From the entries below, reproduce exactly the lines from the one with "Read all visible content and emit it as JSON." through the one with "What's the underlying", both included, without images.

Material shown Block Start

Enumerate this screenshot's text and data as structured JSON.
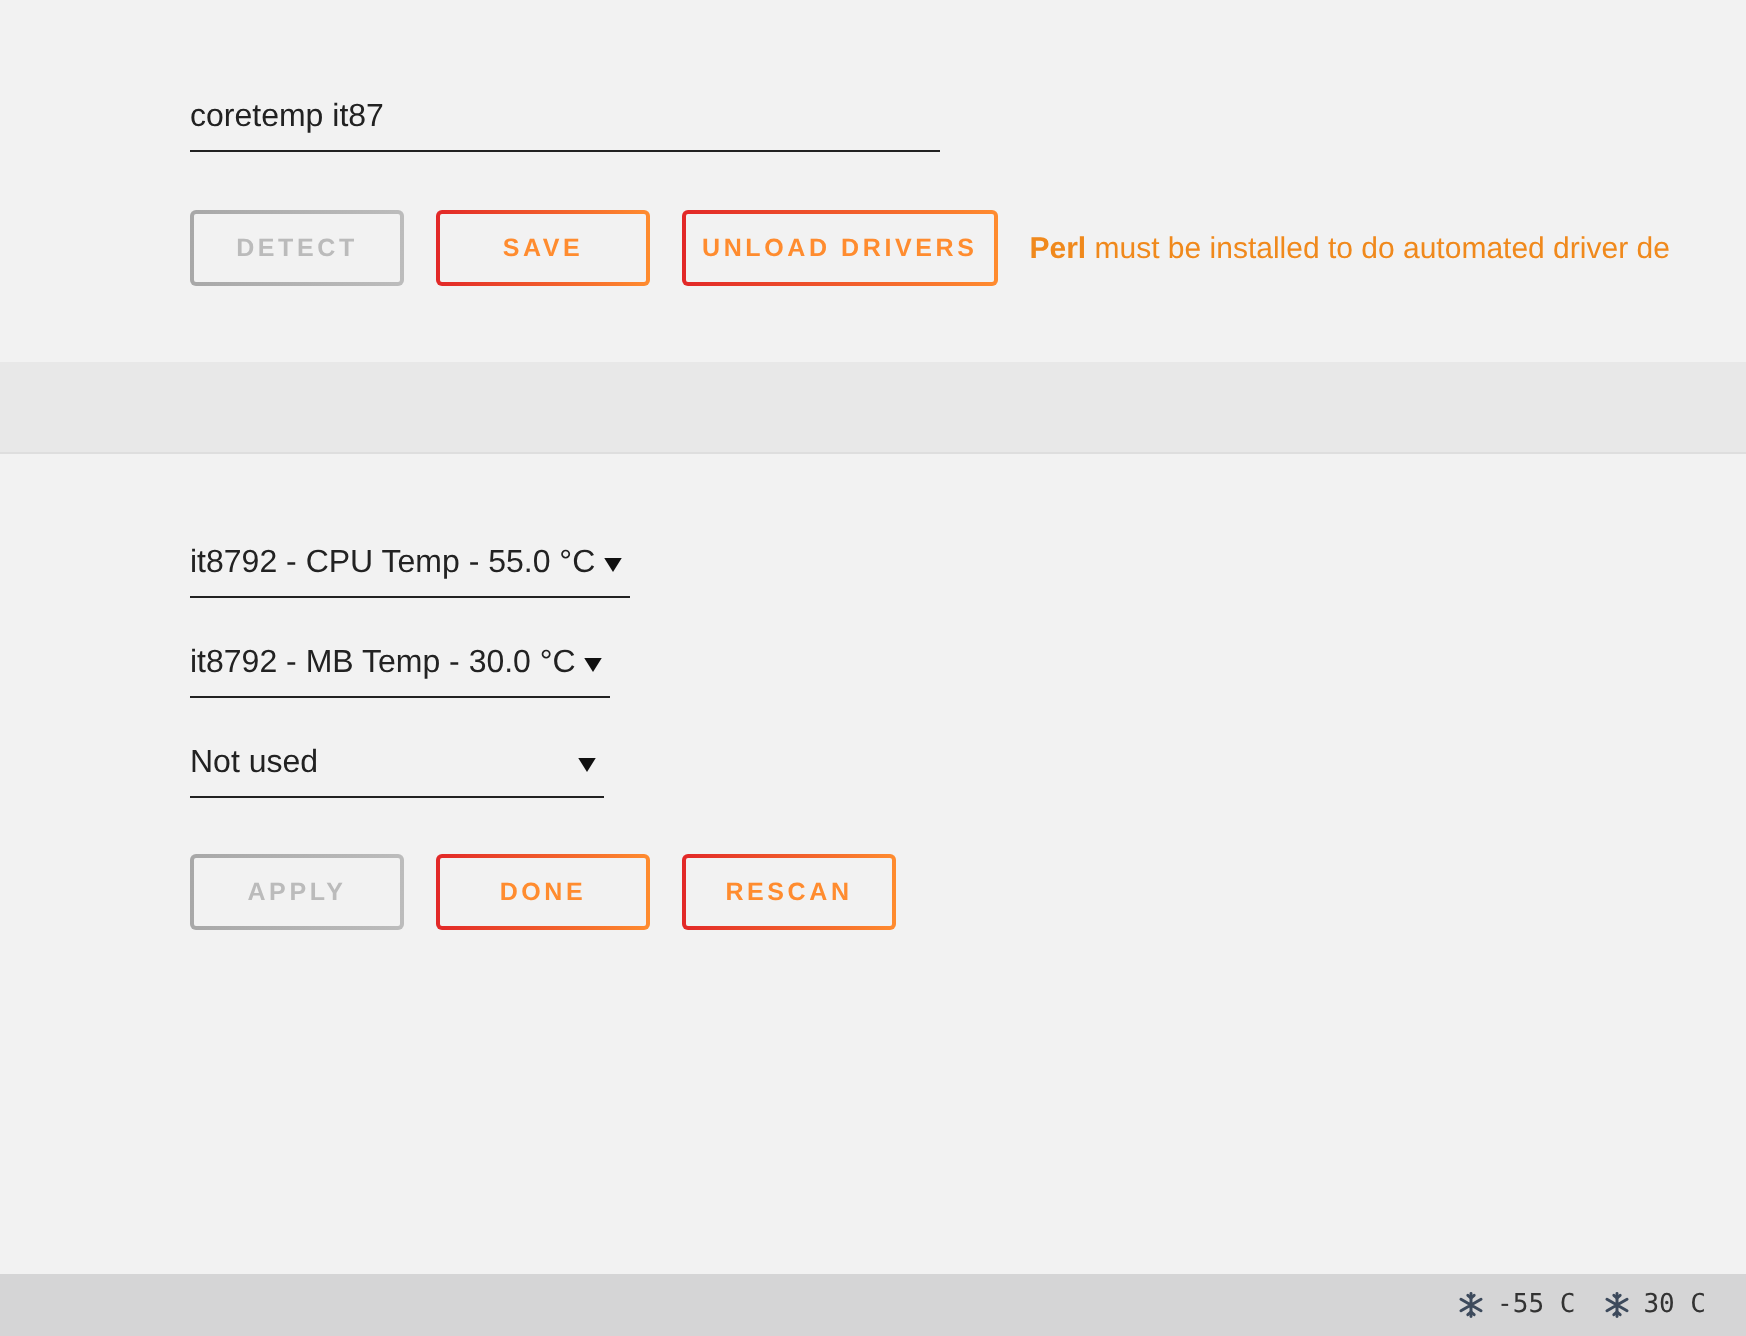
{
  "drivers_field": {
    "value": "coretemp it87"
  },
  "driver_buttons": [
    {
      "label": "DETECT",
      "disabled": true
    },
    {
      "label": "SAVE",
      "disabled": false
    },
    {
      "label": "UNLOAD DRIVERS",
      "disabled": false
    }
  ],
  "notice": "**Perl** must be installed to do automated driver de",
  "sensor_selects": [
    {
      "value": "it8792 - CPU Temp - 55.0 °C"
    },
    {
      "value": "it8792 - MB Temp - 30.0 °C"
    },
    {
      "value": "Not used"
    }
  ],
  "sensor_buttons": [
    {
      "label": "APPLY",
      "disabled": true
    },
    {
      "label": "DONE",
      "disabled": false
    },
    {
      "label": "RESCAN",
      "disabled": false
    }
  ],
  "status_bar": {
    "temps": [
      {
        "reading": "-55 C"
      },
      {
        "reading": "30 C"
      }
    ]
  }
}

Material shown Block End
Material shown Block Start

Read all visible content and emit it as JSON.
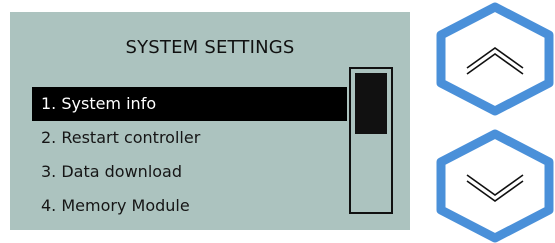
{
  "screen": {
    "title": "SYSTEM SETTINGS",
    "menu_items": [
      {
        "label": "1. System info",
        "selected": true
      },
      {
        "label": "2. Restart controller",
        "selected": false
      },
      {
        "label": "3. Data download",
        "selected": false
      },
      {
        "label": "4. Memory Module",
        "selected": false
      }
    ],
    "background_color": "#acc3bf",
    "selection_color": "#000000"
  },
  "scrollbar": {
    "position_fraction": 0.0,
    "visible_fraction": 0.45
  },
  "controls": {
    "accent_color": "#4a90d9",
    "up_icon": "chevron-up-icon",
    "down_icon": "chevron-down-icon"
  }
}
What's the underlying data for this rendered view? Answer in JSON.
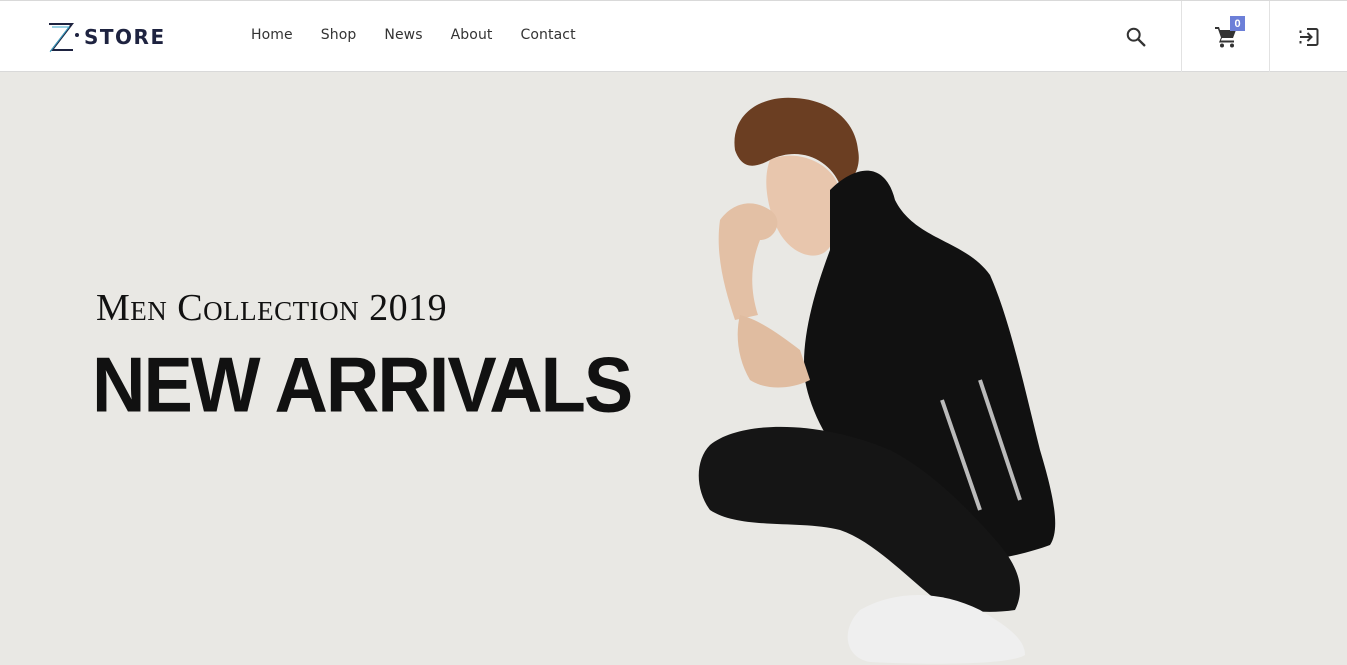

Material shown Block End

Exercise output
Read all visible content and emit it as JSON.
{
  "screen": {
    "title": "SYSTEM SETTINGS",
    "menu_items": [
      {
        "label": "1. System info",
        "selected": true
      },
      {
        "label": "2. Restart controller",
        "selected": false
      },
      {
        "label": "3. Data download",
        "selected": false
      },
      {
        "label": "4. Memory Module",
        "selected": false
      }
    ],
    "background_color": "#acc3bf",
    "selection_color": "#000000"
  },
  "scrollbar": {
    "position_fraction": 0.0,
    "visible_fraction": 0.45
  },
  "controls": {
    "accent_color": "#4a90d9",
    "up_icon": "chevron-up-icon",
    "down_icon": "chevron-down-icon"
  }
}
What's the underlying data for this rendered view? Answer in JSON.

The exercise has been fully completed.